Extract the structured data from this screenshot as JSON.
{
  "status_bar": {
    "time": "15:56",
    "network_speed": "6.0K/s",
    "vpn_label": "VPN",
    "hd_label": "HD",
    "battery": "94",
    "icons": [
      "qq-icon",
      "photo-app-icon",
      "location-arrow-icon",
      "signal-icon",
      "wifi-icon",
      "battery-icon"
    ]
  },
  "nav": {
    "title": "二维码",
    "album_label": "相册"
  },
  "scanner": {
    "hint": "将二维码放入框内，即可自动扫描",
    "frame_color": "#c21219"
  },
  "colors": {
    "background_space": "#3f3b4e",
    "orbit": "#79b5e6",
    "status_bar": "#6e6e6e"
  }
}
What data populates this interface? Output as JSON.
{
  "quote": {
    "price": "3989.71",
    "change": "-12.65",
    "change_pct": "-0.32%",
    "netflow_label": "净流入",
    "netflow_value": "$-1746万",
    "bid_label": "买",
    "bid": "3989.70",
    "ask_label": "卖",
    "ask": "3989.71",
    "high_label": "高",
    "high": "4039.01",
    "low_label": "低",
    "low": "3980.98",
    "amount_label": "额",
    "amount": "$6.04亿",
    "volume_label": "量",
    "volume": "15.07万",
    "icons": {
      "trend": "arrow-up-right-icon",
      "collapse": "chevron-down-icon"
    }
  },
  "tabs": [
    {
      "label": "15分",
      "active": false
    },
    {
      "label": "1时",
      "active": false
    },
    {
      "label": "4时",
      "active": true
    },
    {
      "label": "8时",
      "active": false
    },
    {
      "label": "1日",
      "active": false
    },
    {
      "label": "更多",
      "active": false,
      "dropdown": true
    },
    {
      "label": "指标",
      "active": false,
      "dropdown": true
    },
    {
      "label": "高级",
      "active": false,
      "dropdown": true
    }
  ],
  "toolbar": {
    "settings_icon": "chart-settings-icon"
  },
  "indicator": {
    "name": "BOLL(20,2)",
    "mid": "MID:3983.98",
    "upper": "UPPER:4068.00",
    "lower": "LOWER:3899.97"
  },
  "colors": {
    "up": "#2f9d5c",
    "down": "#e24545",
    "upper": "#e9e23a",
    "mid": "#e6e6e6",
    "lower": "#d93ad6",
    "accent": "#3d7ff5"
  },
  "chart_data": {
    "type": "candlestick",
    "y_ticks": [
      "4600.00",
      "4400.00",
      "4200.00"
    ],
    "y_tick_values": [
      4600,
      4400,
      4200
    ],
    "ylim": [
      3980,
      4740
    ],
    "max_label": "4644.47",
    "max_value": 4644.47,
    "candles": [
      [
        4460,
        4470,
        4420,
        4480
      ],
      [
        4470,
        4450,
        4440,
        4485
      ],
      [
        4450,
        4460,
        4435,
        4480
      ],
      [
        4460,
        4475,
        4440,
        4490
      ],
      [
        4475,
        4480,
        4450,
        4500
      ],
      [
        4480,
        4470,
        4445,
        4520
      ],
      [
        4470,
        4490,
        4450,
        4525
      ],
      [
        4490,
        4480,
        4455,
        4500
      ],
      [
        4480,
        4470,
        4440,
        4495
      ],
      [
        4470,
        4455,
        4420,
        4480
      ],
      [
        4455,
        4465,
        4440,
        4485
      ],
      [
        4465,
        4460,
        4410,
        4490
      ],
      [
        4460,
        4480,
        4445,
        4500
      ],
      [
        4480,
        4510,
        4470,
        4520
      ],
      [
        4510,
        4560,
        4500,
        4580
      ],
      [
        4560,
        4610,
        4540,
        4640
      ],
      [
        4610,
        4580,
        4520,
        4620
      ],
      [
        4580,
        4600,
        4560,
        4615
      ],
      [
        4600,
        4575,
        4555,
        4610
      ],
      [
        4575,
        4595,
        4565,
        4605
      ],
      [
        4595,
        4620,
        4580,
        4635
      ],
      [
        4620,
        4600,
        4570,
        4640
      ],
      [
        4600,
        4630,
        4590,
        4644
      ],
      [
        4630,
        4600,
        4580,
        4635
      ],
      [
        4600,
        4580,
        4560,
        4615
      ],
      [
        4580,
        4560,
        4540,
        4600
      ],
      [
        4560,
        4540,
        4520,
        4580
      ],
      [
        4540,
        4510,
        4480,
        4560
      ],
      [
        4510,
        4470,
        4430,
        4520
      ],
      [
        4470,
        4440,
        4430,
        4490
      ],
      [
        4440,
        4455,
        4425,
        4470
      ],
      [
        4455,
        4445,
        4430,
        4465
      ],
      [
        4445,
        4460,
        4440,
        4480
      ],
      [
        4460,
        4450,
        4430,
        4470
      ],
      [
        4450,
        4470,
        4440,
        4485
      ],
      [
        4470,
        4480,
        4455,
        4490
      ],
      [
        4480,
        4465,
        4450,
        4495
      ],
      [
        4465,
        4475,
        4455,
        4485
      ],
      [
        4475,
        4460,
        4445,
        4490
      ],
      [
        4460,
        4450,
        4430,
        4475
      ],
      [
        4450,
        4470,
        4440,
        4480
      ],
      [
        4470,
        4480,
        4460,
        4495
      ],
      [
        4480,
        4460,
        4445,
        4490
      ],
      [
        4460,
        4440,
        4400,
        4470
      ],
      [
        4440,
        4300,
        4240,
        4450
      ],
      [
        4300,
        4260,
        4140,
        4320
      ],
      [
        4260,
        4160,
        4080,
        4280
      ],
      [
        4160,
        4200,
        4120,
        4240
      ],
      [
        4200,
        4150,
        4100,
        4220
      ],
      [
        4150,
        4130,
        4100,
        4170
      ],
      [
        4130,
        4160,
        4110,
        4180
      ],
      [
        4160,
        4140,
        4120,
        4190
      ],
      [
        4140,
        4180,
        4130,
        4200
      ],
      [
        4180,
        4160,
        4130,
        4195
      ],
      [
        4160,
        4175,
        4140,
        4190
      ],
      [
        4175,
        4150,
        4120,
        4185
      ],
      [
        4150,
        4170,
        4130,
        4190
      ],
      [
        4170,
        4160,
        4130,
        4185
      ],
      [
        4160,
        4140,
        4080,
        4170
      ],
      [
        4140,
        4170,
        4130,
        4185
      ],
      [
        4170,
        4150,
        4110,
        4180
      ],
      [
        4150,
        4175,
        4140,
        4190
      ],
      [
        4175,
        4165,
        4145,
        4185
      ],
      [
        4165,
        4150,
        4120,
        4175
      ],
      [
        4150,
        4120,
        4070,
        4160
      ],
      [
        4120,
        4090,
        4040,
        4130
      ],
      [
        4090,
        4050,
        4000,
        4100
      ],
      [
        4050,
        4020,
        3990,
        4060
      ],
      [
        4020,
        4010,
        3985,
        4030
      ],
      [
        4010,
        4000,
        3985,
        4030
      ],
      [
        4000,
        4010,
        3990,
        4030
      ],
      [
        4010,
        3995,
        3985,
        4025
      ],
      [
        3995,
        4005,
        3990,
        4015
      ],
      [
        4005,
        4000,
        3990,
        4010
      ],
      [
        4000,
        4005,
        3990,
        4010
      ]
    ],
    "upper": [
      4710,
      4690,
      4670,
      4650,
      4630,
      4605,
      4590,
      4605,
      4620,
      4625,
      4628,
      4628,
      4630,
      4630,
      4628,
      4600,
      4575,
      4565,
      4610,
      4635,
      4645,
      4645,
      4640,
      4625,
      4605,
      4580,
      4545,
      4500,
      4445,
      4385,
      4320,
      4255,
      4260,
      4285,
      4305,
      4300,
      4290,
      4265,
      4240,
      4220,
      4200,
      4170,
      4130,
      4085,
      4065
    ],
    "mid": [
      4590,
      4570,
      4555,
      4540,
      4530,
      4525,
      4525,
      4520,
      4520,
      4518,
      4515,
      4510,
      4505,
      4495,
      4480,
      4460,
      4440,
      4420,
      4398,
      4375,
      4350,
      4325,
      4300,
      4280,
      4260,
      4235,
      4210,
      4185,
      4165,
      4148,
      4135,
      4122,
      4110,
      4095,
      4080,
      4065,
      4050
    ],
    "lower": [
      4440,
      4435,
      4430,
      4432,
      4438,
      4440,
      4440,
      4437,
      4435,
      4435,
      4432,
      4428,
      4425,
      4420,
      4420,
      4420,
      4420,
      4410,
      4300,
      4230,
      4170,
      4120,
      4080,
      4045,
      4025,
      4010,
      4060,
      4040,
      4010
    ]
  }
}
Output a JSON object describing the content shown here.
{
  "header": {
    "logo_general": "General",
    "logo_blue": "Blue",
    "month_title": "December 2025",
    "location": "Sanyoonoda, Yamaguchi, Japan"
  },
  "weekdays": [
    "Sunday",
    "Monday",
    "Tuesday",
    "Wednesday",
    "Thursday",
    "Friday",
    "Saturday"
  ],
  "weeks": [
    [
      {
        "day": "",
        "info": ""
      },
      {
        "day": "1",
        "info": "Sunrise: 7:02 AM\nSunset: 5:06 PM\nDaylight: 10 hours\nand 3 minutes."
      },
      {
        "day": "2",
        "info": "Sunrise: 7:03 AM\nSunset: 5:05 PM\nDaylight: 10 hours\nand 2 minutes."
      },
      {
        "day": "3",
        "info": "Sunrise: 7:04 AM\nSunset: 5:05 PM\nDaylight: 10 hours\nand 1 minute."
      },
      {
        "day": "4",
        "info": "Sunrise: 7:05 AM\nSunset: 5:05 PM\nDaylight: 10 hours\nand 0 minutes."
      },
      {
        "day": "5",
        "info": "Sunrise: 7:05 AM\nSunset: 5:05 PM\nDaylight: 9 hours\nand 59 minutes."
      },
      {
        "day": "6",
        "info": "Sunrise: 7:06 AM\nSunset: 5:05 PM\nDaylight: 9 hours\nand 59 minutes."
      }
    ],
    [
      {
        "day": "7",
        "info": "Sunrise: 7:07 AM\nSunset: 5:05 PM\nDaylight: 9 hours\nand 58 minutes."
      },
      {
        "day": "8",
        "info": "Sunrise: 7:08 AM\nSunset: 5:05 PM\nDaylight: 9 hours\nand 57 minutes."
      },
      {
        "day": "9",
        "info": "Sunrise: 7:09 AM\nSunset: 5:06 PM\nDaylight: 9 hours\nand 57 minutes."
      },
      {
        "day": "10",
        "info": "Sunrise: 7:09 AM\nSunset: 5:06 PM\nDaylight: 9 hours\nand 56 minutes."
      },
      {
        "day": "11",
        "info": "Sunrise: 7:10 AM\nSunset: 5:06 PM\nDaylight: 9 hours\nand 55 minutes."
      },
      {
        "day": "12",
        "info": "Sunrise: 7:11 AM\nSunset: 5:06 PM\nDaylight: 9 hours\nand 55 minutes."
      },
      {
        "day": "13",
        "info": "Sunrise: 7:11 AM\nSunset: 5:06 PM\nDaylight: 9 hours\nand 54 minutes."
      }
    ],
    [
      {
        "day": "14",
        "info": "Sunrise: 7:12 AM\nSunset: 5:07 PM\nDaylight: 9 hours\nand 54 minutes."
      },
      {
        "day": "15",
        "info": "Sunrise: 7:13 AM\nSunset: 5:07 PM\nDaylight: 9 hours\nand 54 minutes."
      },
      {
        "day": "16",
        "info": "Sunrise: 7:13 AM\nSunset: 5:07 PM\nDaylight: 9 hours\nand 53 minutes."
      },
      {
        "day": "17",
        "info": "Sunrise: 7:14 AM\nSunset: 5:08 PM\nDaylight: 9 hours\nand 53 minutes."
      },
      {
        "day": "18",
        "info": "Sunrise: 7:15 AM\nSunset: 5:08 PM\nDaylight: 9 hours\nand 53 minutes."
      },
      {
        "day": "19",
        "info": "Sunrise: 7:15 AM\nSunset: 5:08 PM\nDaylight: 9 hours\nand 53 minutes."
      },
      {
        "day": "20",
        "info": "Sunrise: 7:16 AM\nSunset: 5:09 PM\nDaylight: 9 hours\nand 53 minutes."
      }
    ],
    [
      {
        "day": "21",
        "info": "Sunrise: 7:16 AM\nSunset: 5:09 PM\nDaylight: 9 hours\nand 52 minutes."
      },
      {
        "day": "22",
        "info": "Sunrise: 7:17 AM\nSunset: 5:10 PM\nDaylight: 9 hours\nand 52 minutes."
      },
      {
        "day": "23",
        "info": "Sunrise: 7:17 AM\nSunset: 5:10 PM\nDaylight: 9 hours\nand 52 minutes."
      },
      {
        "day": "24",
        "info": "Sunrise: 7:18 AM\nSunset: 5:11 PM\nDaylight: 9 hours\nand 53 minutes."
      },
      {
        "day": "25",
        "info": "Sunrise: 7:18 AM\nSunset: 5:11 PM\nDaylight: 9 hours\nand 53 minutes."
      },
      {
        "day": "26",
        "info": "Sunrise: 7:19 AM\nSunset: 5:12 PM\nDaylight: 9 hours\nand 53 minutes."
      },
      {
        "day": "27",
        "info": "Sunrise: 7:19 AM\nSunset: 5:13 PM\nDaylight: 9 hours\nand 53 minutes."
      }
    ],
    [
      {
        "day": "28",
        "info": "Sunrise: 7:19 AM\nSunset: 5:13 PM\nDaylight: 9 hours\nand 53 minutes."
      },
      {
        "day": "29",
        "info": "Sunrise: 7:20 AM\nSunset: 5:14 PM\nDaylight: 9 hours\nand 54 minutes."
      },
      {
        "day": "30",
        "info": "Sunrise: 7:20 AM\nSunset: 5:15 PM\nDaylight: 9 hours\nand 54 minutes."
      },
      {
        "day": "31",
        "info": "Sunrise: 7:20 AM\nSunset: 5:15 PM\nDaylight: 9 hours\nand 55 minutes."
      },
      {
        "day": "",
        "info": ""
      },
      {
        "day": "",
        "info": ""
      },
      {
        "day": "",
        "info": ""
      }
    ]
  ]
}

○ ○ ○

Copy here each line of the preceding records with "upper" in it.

**Your solution:**
    "upper": "UPPER:4068.00",
    "upper": "#e9e23a",
    "upper": [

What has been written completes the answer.